Together, they are in the process of organizing a list of young mothers and their children to be sent to a new camp in Rafina, a distant coastal town. Many of these women come from patriarchal societies, and do not feel safe in the large camp, where the only laws that apply are those of courtesy. Milian emphasizes that the buildings in the new camp are made of concrete, a rare luxury for these refugees, many of whom have been living in tents for five months or more.
Milian belongs to a coalition of aid groups that have come together to more effectively aid the refugees in the camp. She insists that there is no internal hierarchy in the organization, and volunteers help where they can.
While she speaks, a young girl across the lot pushes a baby in a stroller. The girl falters, and the baby falls to the ground. The baby’s wails fill the air, and two volunteers rush over, scooping the child from the ground and carrying her to the shade.
At Piraeus, children run freely between the tents, under the shadows of heavy port machinery and at the edge of the platform, where water laps against the concrete and the risk of falling into the sea is ever-present. Sultan Ozcan, a nutritionist from Save the Children stationed in Piraeus explains that the parents don’t have the energy or the ability to keep watch over their children.
“They are not disciplined,” she says. “They don’t know what is right and what is wrong.” According to a recent report by Save the Children, child refugees stranded in Greece have been out of school for an average of 1.5 years. “This makes the prospects of sitting in a classroom very difficult,” Ozcan adds.
Ozcan sits in the shade of a small building that used to function as a waiting area, filling out a routine report. She proudly lists that she has encountered no sick children here, stressing the importance of cooperation between the different NGOs, or Non-Governmental Organizations.
Even with all her goodwill, Ozcan admits that working in Piraeus is often extremely difficult. In the summer heat, she says, the aid workers can’t keep up with the energetic children. “I can see people melting,” she says.
Inside the building, another young woman wearing a red Save the Children vest occupies a group of children with a Greek lesson. She slowly sounds out syllables. The children parrot after her excitedly, making mistakes with the unfamiliar sounds. The glass door of the building reads “air conditioning,” but inside the air is still and laced with cigarette smoke.
While the Greek Ministry of Education has promised to provide all child refugees with an education beginning this September, there are still many obstacles to making this happen, including a Greek education system facing a dire deficit in teachers.
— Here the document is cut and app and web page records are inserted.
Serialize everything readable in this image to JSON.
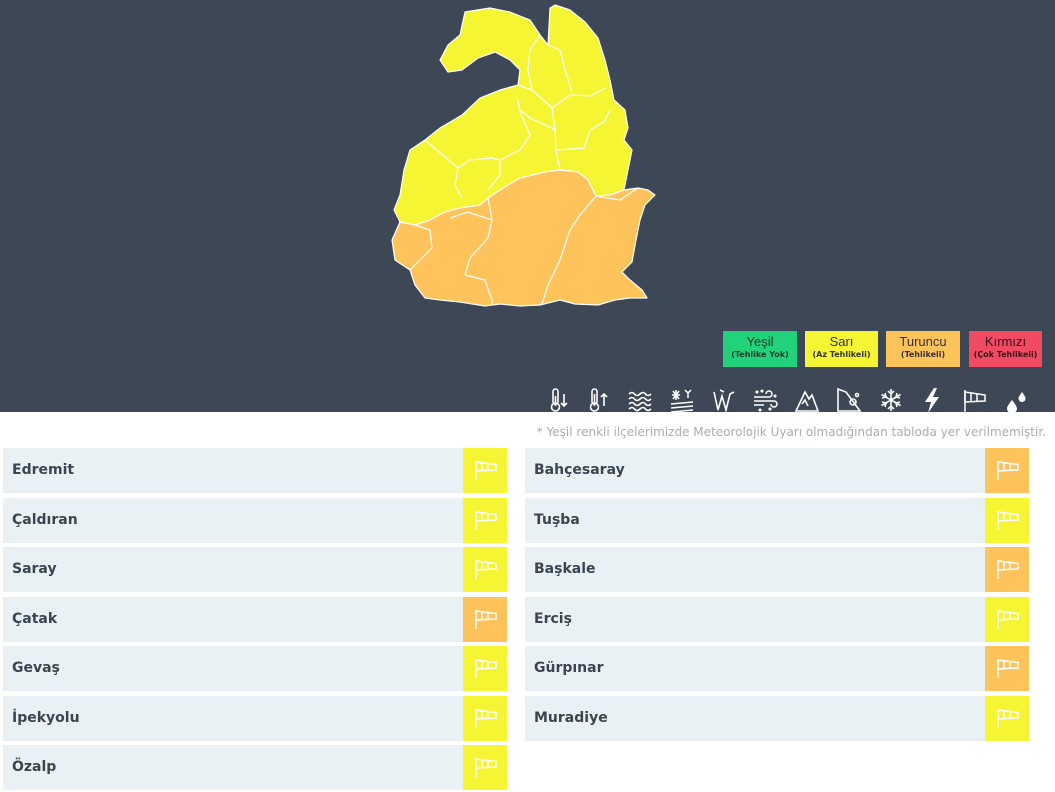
{
  "colors": {
    "background_top": "#3d4756",
    "green": "#22d27b",
    "yellow": "#f5f534",
    "orange": "#ffc35c",
    "red": "#f04b63",
    "row_bg": "#eaf1f5"
  },
  "legend": [
    {
      "label": "Yeşil",
      "sub": "(Tehlike Yok)"
    },
    {
      "label": "Sarı",
      "sub": "(Az Tehlikeli)"
    },
    {
      "label": "Turuncu",
      "sub": "(Tehlikeli)"
    },
    {
      "label": "Kırmızı",
      "sub": "(Çok Tehlikeli)"
    }
  ],
  "hazard_icons": [
    "cold-temperature-icon",
    "hot-temperature-icon",
    "fog-icon",
    "frost-icon",
    "avalanche-icon",
    "dust-storm-icon",
    "snow-melt-avalanche-icon",
    "landslide-icon",
    "snow-icon",
    "lightning-icon",
    "wind-icon",
    "rain-icon"
  ],
  "note": "* Yeşil renkli ilçelerimizde Meteorolojik Uyarı olmadığından tabloda yer verilmemiştir.",
  "districts": {
    "left": [
      {
        "name": "Edremit",
        "level": "yellow",
        "icon": "wind-icon"
      },
      {
        "name": "Çaldıran",
        "level": "yellow",
        "icon": "wind-icon"
      },
      {
        "name": "Saray",
        "level": "yellow",
        "icon": "wind-icon"
      },
      {
        "name": "Çatak",
        "level": "orange",
        "icon": "wind-icon"
      },
      {
        "name": "Gevaş",
        "level": "yellow",
        "icon": "wind-icon"
      },
      {
        "name": "İpekyolu",
        "level": "yellow",
        "icon": "wind-icon"
      },
      {
        "name": "Özalp",
        "level": "yellow",
        "icon": "wind-icon"
      }
    ],
    "right": [
      {
        "name": "Bahçesaray",
        "level": "orange",
        "icon": "wind-icon"
      },
      {
        "name": "Tuşba",
        "level": "yellow",
        "icon": "wind-icon"
      },
      {
        "name": "Başkale",
        "level": "orange",
        "icon": "wind-icon"
      },
      {
        "name": "Erciş",
        "level": "yellow",
        "icon": "wind-icon"
      },
      {
        "name": "Gürpınar",
        "level": "orange",
        "icon": "wind-icon"
      },
      {
        "name": "Muradiye",
        "level": "yellow",
        "icon": "wind-icon"
      }
    ]
  }
}
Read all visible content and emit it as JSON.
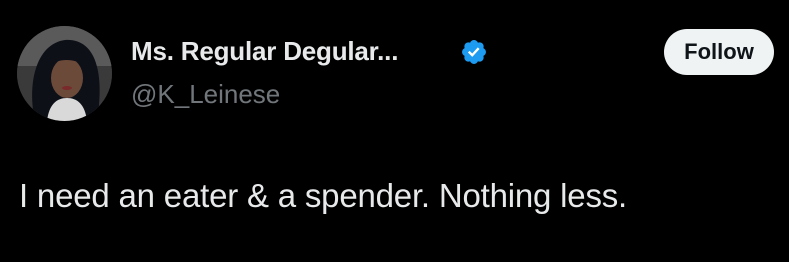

In the meantime, the children of Piraeus are being raised in the schoolrooms of barefooted idleness.
Back in the Athens of tourists, business is as usual. The city is heavily dependent on the revenue from its tourism industry, and perhaps the metropolis simply cannot afford to display the strain caused by the refugees at its gate. Waiters stand at the entrance to cafes, coaxing potential customers with a sweet cup of cappuccino freddo. Carts offering an assortment of nuts are parked along the narrow streets of Plaka and gift shops sell wide-brimmed hats against the Athenian sun. On street corners, bored police officers survey the scene.